Many Kansas families have faced hardship due to the government lockdown. They have been forced to make hard budgeting decisions and become more efficient. They should expect nothing less of their state government. Our state must become more efficient. We must carefully review how every dollar is spent. That is the approach I take with my small business and will take the same approach to the state budget. In addition, we must prioritize getting our economy restarted. The best way to increase revenue is to increase jobs.

The pandemic further exposed a lack of broadband access in parts of the state and other divides in access to Internet service. What do you think should be done?

Internet access is a necessity in our modern world.  I believe it will take a cooperative effort between Federal grants, Kansas Legislature, telecommunication companies and the business community. We can make a big difference in getting access throughout our State if we can work together. 

What key lessons would like to see Kansans take away from the pandemic and the response to it? Do you see the need for changes as a result of what’s happened?

Everyone has done their best in a difficult situation. In hindsight, the lockdown was too extreme and damaging to our economy. The state should have put its focus on protecting our most vulnerable citizens. From an economic standpoint, the focus should have been on helping businesses open safely, not one-size-fits-all lockdowns. Moving forward we all need to work together on building a post COVID economy and returning our state safely back to normalcy.

 How should legislators respond to the events of this summer (such as the prison outbreaks of COVID-19, the Black Lives Matter protests and concerns about preserving law and order) in shaping the state’s criminal justice system for the future? 

Criminal justice reform is a multifaceted issue that needs multifaceted solutions. I will always support peaceful protest, but I do not support violence or destruction of property. We must maintain law and order above all else.  

Navigating the Pandemic Election
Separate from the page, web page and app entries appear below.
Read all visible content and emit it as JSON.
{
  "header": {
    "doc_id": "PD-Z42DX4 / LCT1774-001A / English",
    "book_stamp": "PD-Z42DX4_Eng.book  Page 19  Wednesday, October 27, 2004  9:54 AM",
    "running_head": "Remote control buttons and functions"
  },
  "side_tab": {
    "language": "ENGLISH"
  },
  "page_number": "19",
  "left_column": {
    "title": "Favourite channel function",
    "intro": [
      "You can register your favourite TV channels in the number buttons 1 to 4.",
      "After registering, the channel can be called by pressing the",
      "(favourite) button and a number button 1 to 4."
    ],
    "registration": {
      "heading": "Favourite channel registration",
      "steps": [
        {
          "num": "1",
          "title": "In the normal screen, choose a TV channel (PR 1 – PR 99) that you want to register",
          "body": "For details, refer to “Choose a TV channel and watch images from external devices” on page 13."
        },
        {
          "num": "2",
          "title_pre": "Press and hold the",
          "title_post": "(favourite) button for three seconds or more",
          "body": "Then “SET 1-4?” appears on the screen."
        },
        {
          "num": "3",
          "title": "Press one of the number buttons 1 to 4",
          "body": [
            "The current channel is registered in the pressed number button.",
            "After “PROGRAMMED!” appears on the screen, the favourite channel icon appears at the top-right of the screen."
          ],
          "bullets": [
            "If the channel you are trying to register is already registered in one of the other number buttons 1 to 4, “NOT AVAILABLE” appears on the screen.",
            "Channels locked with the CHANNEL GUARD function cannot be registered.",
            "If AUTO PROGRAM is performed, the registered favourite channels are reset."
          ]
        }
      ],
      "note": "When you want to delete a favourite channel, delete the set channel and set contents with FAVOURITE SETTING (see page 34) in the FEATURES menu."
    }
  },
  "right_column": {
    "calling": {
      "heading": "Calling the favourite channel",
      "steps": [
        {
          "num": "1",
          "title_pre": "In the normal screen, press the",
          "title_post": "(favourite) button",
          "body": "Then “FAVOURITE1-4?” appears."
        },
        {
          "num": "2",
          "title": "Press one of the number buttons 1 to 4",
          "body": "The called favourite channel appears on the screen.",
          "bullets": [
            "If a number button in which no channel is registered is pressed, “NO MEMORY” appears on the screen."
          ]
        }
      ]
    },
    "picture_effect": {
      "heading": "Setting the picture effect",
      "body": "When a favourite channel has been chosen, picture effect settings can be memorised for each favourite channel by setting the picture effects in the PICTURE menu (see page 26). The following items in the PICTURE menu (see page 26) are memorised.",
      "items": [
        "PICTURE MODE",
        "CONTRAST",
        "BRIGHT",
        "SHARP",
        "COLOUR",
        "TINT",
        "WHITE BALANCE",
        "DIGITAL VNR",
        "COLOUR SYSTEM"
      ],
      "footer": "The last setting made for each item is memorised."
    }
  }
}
How to Vote and Be an Engaged Citizen During a Time of Disruption, Conflict and Uncertainty A KLC Journal Magazine Virtual Launch Event and Discussion Join us from 5-6:15 PM. on Thursday, Oct. 22, for the virtual release of the KLC Journal magazine’s Fall Edition with a focus on issues and voting in one of the most unusual elections most of us have ever seen.